1. In New York’s most recent issue, Kerry Howley examined how Larry Nassar was able to prey on young gymnasts for so many years without being caught (“Everyone Believed Larry Nassar,” November 12–25). The Washington Post’s Monica Hesse wrote, “What struck me during Larry Nassar’s trial was how gingerly and vaguely media discussed the actual abuse he levied on hundreds of gymnasts. This article doesn’t let the pain of girls’ bodies be vague, or gross, or unmentionable. It bears witness to it all.” Georgetown Law’s Lindsey Barrett saw parallels with her own experience as a young dancer: “As a former (frequently injured) ballet dancer, reading Howley’s article felt like a punch to the gut. Ballet is similar in a number of ways to gymnastics — it’s intensely physical from a young age, injuries are ubiquitous, and the long odds of success are contingent on mitigating them. Faith in kingmakers, and the medical professionals who can prevent catastrophe, is profound. Opportunities for trusted figures to exploit those conditions proliferate, all in a context that normalizes close physical contact. Administrators, parents, and athletes ignore instincts that would have otherwise blared red. I want to mass print this article and strew it from a helicopter till copies of it paper every gymnastics facility and ballet studio in the country.” Some readers, though, took exception to the story’s inclusion of an image of Nassar with his hands on a young gymnast: @brifokine tweeted, “This picture, with all of the survivor testimonies in my mind, is deeply deeply disturbing,” and @JoshuaAReay tweeted, “Was this picture really necessary?” But @TashaMahal replied, “If that’s what it takes to get people’s attention, then, yes.” ESPN’s Darren Rovell spoke to the story’s importance, writing: “I’m aware of how fast a story moves on, but I hope we never tire of reading about Larry Nassar and what he did & the system set up around him. An incredible piece … Get through it please, so we don’t repeat history.”

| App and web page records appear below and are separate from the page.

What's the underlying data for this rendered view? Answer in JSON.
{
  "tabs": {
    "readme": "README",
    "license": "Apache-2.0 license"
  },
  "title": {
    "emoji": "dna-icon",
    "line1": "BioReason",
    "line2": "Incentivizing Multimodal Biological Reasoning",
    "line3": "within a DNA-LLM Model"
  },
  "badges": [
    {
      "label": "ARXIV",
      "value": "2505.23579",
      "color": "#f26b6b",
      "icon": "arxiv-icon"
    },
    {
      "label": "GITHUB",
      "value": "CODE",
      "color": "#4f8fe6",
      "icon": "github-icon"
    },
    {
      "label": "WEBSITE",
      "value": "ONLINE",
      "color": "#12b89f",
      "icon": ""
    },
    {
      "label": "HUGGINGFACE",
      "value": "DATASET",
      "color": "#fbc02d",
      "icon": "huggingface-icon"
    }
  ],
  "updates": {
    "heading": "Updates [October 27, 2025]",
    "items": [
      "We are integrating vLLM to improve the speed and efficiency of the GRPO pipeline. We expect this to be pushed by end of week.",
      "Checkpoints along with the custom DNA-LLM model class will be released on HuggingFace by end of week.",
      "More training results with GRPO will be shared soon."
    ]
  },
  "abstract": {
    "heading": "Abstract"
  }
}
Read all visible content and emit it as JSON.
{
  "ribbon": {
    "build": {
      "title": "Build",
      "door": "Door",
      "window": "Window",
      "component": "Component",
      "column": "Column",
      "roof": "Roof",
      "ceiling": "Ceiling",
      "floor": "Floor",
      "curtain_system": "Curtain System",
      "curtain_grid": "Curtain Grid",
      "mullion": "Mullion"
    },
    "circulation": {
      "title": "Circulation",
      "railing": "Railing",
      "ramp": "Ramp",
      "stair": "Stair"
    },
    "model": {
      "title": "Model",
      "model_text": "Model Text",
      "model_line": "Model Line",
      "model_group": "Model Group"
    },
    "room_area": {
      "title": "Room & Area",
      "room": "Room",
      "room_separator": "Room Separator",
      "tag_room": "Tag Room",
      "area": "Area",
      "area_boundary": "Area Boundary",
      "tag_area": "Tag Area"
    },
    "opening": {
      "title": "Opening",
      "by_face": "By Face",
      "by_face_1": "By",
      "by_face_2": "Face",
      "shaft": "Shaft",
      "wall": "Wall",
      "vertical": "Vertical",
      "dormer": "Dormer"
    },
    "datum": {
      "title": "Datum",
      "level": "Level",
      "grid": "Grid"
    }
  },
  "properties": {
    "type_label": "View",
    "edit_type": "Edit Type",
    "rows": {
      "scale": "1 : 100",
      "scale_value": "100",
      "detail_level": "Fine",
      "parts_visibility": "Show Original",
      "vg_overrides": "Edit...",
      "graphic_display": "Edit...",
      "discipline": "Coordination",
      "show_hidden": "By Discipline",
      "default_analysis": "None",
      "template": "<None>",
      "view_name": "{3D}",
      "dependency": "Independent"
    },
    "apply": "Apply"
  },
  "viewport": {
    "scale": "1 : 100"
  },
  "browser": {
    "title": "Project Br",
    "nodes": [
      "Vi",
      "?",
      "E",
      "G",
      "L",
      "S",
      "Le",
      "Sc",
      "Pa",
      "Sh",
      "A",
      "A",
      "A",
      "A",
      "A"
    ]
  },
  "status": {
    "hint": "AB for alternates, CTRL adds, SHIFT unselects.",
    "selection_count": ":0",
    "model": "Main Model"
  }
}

2. In light of this country’s polarization, Sasha Issenberg set forth a modest proposal: What would it look like if Red America and Blue America split up (“Divided We Stand,” November 12–25)? @jenniferm_q remarked, “Remember when the Tea Party and the libertarians were called a bunch of treasonous wackadoos for proposing this very thing? What a difference a few years makes.” But in response to those dismissing the story, Michael Neary wrote, “Did anyone … actually read the article to the end rather than just raging at the title? The author literally says that splitting up into smaller units would be a bad idea.” As for the feasibility of such an endeavor, Rick Masters, special counsel to the National Center for Interstate Compacts, wrote, “It is certainly true that the framers of the Constitution understood that the states needed a mechanism for adjusting interstate relationships, but they never intended the compact clause to be a self-destruct button to be pressed by the states to resolve political controversies. So while this article, in my view, exceeds the intent and existing scope of the compact clause, it does allow an opportunity to focus on the reality that interstate compacts provide a means of managing multistate matters and can foster compromise and cooperation.”

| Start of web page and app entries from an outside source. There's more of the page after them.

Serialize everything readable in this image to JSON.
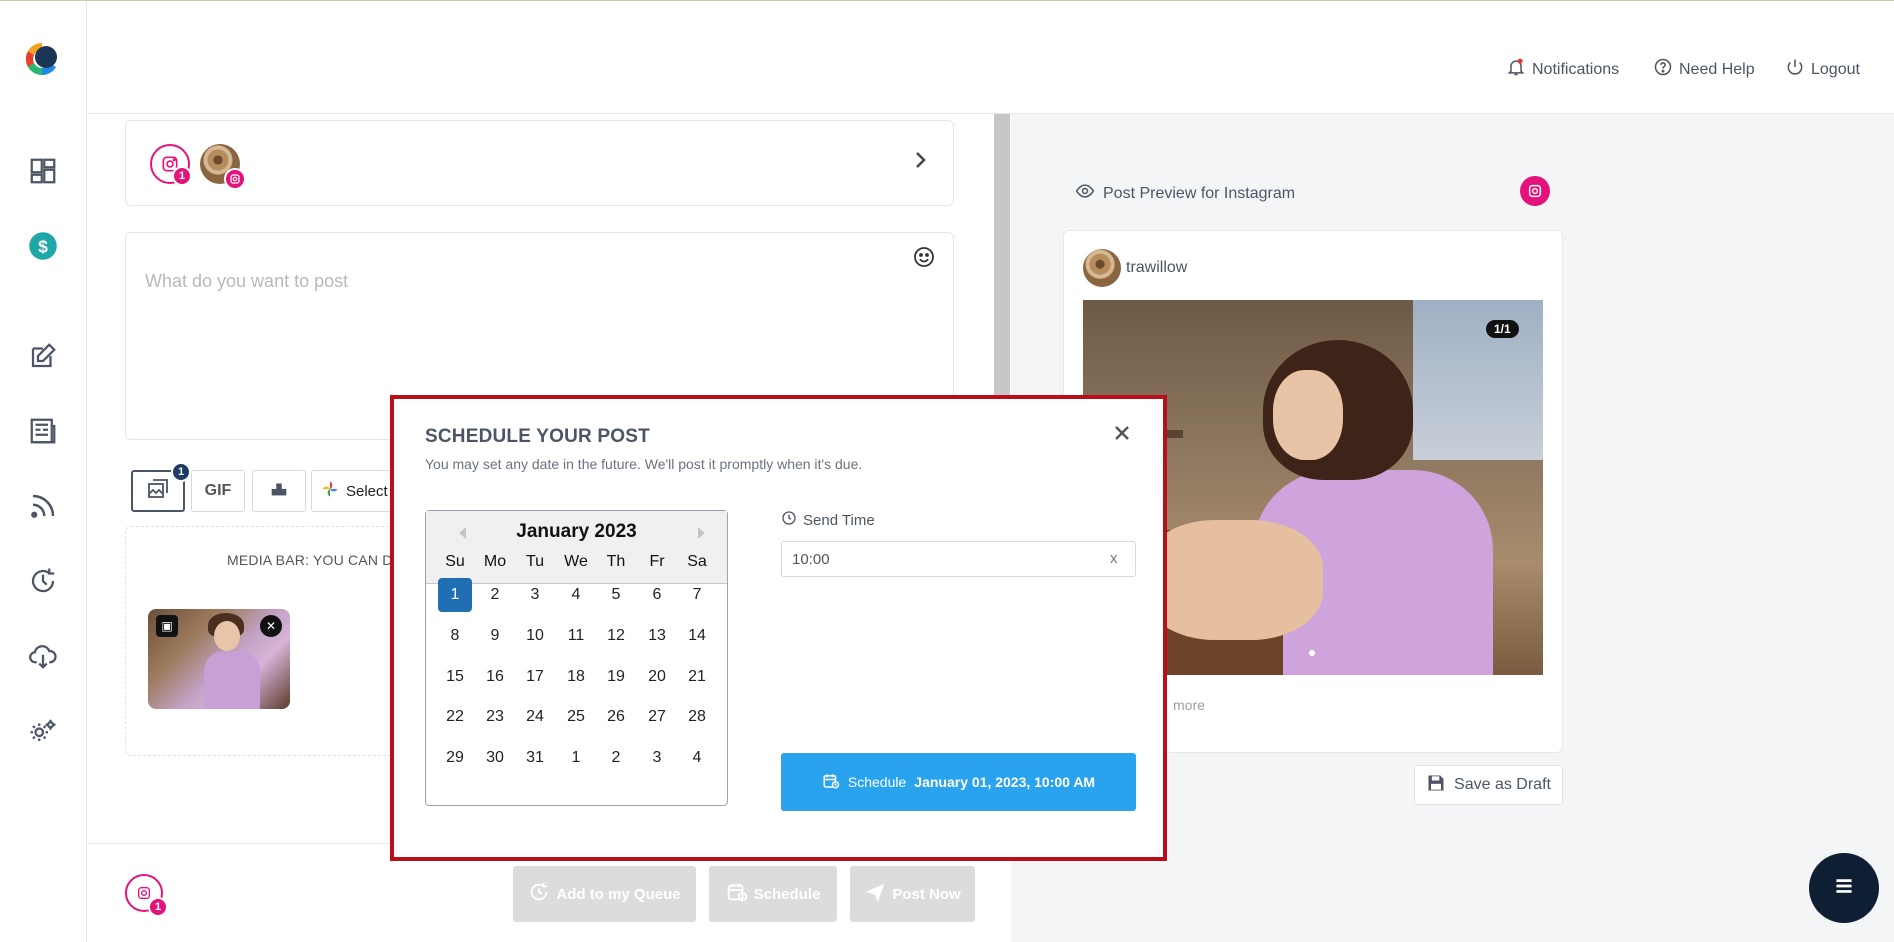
{
  "header": {
    "notifications_label": "Notifications",
    "help_label": "Need Help",
    "logout_label": "Logout"
  },
  "sidebar": {
    "items": [
      {
        "icon": "dashboard-icon"
      },
      {
        "icon": "billing-icon"
      },
      {
        "icon": "compose-icon"
      },
      {
        "icon": "posts-icon"
      },
      {
        "icon": "rss-icon"
      },
      {
        "icon": "recycle-icon"
      },
      {
        "icon": "cloud-download-icon"
      },
      {
        "icon": "settings-icon"
      }
    ]
  },
  "editor": {
    "account_badge_count": "1",
    "compose_placeholder": "What do you want to post",
    "media_badge_count": "1",
    "gif_label": "GIF",
    "select_label": "Select f",
    "mediabar_text": "MEDIA BAR: YOU CAN DR"
  },
  "bottom_bar": {
    "badge_count": "1",
    "add_queue_label": "Add to my Queue",
    "schedule_label": "Schedule",
    "post_now_label": "Post Now"
  },
  "preview": {
    "title": "Post Preview for Instagram",
    "username": "trawillow",
    "counter": "1/1",
    "more_label": "more",
    "save_draft_label": "Save as Draft"
  },
  "modal": {
    "title": "SCHEDULE YOUR POST",
    "subtitle": "You may set any date in the future. We'll post it promptly when it's due.",
    "calendar": {
      "month_label": "January 2023",
      "weekdays": [
        "Su",
        "Mo",
        "Tu",
        "We",
        "Th",
        "Fr",
        "Sa"
      ],
      "weeks": [
        [
          "1",
          "2",
          "3",
          "4",
          "5",
          "6",
          "7"
        ],
        [
          "8",
          "9",
          "10",
          "11",
          "12",
          "13",
          "14"
        ],
        [
          "15",
          "16",
          "17",
          "18",
          "19",
          "20",
          "21"
        ],
        [
          "22",
          "23",
          "24",
          "25",
          "26",
          "27",
          "28"
        ],
        [
          "29",
          "30",
          "31",
          "1",
          "2",
          "3",
          "4"
        ]
      ],
      "selected": "1"
    },
    "send_time_label": "Send Time",
    "send_time_value": "10:00",
    "clear_label": "x",
    "schedule_button_label": "Schedule",
    "schedule_button_date": "January 01, 2023, 10:00 AM"
  },
  "colors": {
    "instagram": "#e4127a",
    "accent_blue": "#2aa3ee",
    "modal_border": "#b80f1a",
    "selected_day": "#1f6fb2"
  }
}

3. Derek and Maria Broaddus thought they’d found their New Jersey dream house until threatening letters from an anonymous antagonist made domestic life a nightmare (“The Watcher,” by Reeves Wiedeman, November 12–25). Readers had a visceral reaction to the story, with Steve Silberman, author of NeuroTribes, calling it “one of the creepiest magazine features I’ve ever read,” and @Henry_Kaye tweeting, “I grew up 6 blocks from this house and am currently 3,000 miles away, but I just locked every door.” Although some readers were instantly clamoring for a movie adaptation, others were more horrified by the way neighbors treated the Broadduses. @RyneIsMean tweeted, “This is a classic horror story that transitions into the TRUE horror story: neighborhood real estate and property value disputes.” As for the family’s legal claims, Hilary Silvia-Goldberg, an attorney and professor who specializes in real-estate law, added: “Unless you’re in California, most courts say non-physical problems are immaterial, warning buyer beware. Rare exception is made for preexisting, present dangers, but The Watcher is different. Had the buyers asked about crimes, threats, or problematic neighbors, perhaps the result would change. While The Watcher claimed victory at the end of the article, the real winner, if any, was caveat emptor.” Others found at least a little humor in the story: Mike Hogan remarked, “The Jersey-est thing about this very Jersey story is that the forensic linguist the couple hired had once been a member of Sha Na Na.”
*This article appears in the November 26, 2018, issue of New York Magazine. Subscribe Now!